A. Edward Newton was one of the first bibliophiles to make a considerable purchase of Smith's Sentimental Library. Wolf and Fleming report that he bought ten items for less than $5,000, but they do not identify the titles of the purchases or the date they were purchased. In his book, End Papers, published in 1933, Newton reveals that he bought the autograph manuscript of "Dream Children" on the day the Germans sank the Lusitania (May 7,1915), but he does not say how much he paid for it.
Inserted in a pocket in the rear of the limited edition of End Papers was a facsimile of the autograph manuscript of "Dream Children."
Newton first mentioned his ownership of the manuscript of "Dream Children" in his 1921 book, The Amenities of Book-Collecting, calling the manuscript "my most cherished literary possession (131)."

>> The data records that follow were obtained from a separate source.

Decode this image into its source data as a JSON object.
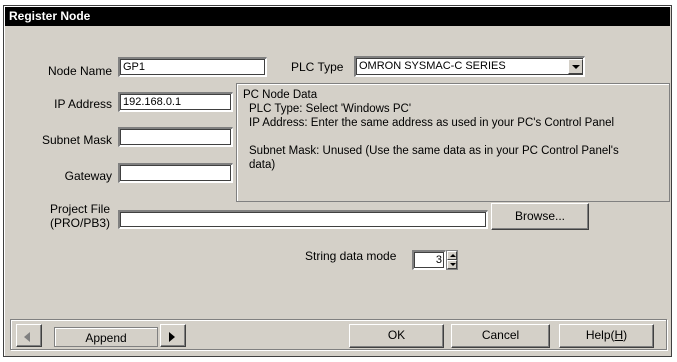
{
  "window": {
    "title": "Register Node"
  },
  "form": {
    "node_name_label": "Node Name",
    "node_name_value": "GP1",
    "plc_type_label": "PLC Type",
    "plc_type_value": "OMRON SYSMAC-C SERIES",
    "ip_address_label": "IP Address",
    "ip_address_value": "192.168.0.1",
    "subnet_mask_label": "Subnet Mask",
    "subnet_mask_value": "",
    "gateway_label": "Gateway",
    "gateway_value": "",
    "project_file_label_line1": "Project File",
    "project_file_label_line2": "(PRO/PB3)",
    "project_file_value": "",
    "browse_label": "Browse...",
    "string_mode_label": "String data mode",
    "string_mode_value": "3"
  },
  "info": {
    "heading": "PC Node Data",
    "line1": "PLC Type: Select 'Windows PC'",
    "line2": "IP Address: Enter the same address as used in your PC's Control Panel",
    "line3": "Subnet Mask: Unused (Use the same data as in your PC Control Panel's",
    "line4": "data)"
  },
  "footer": {
    "append_label": "Append",
    "ok_label": "OK",
    "cancel_label": "Cancel",
    "help_label": "Help(",
    "help_accel": "H",
    "help_close": ")"
  },
  "colors": {
    "face": "#d4d0c8",
    "title_bg": "#000000",
    "title_fg": "#ffffff"
  }
}
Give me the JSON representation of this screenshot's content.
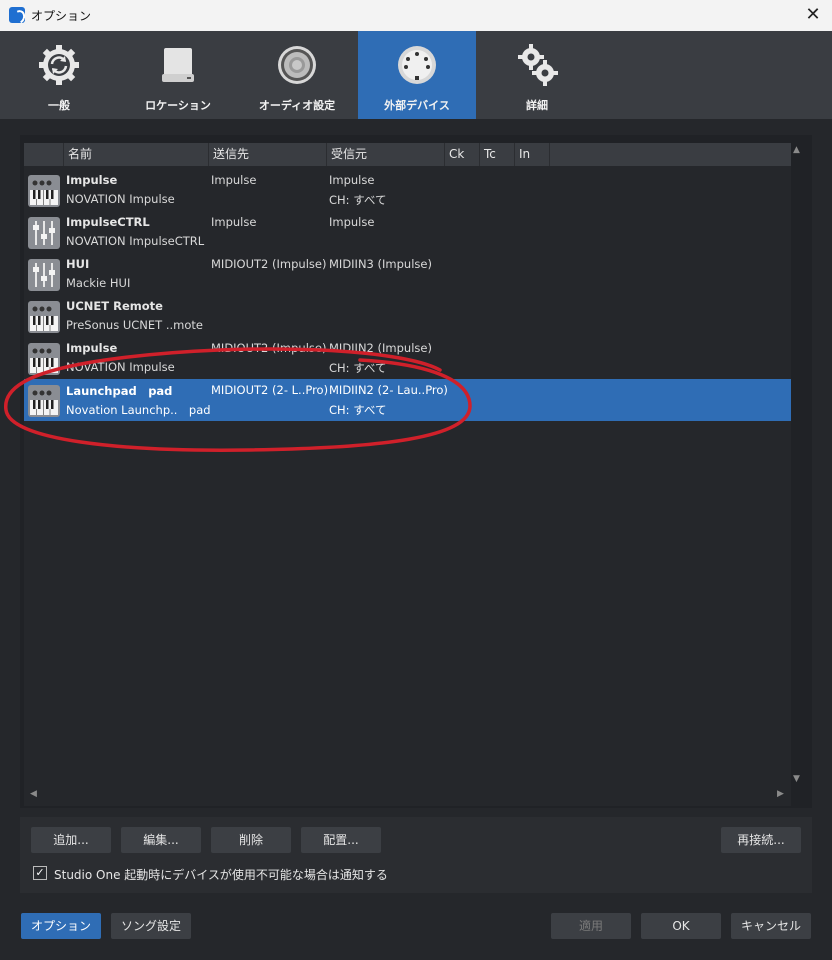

Newton expounded about his Sentimental Library purchases in his lectures as Rosenbach Fellow in Bibliography, lectures published in 1936 under the title, Bibliography and pseudo-Bibliography:
The whole Sentimental Library passed one day into the temporary keeping of Dr. Rosenbach and was placed on sale by him the day the Lusitania sank during the Great War. The fact that we were all scared to death that day prevented my buying as much as I should have done, but some of the most interesting books in my library are 'Sentimental' items (72).Later in his lectures Newton quotes Harry B. Smith concerning the whereabouts and value of the manuscript:
...I do not know who owns it now, but he would probably consider ten thousand dollars a low price for it."To which Newton adds, "He would indeed, Mr. Smith very low (102)."
A. Edward Newton passed away on Sep 29, 1940. His son Swift Newton put his father's library up for auction the following year.
On Thursday evening, May 15, 1941, the autograph manuscript of "Dream Children," lot number 583, sold for $7500, which was considerably less than what Newton believed the item was worth.
The William Blake collector, Mrs. Landon K. Thorne, was the new owner of the manuscript of "Dream Children".
The autograph manuscript next appears at a country auction in Portsmouth, New Hampshire sixty-four years later on Saturday, May 21, 2005. The manuscript may have stayed in the Thorne family until that date.
Bromer Booksellers of Boston was the winning bidder of Lot number 640, autograph manuscript of "Dream Children." Bromer Booksellers listed the manuscript for $85,000 in Catalogue 127: An Extraordinary Gathering:
The autograph manuscript of "Dream Children" is currently in the library of a private collector who wishes to remain anonymous..... If it were me, I would tell the world!
Thanks go to Meghan Constantinou, Librarian, Grolier Club, and Sophia Dahab, Assistant Librarian, Grolier Club for providing the images of the Grolier Club copies of the 1892 and 1907 Sotheby, Wilkinson & Hodge auction catalogues.
I wrote a second blog post about Lamb this month: Passages From Lambians in My Library, Large and Small.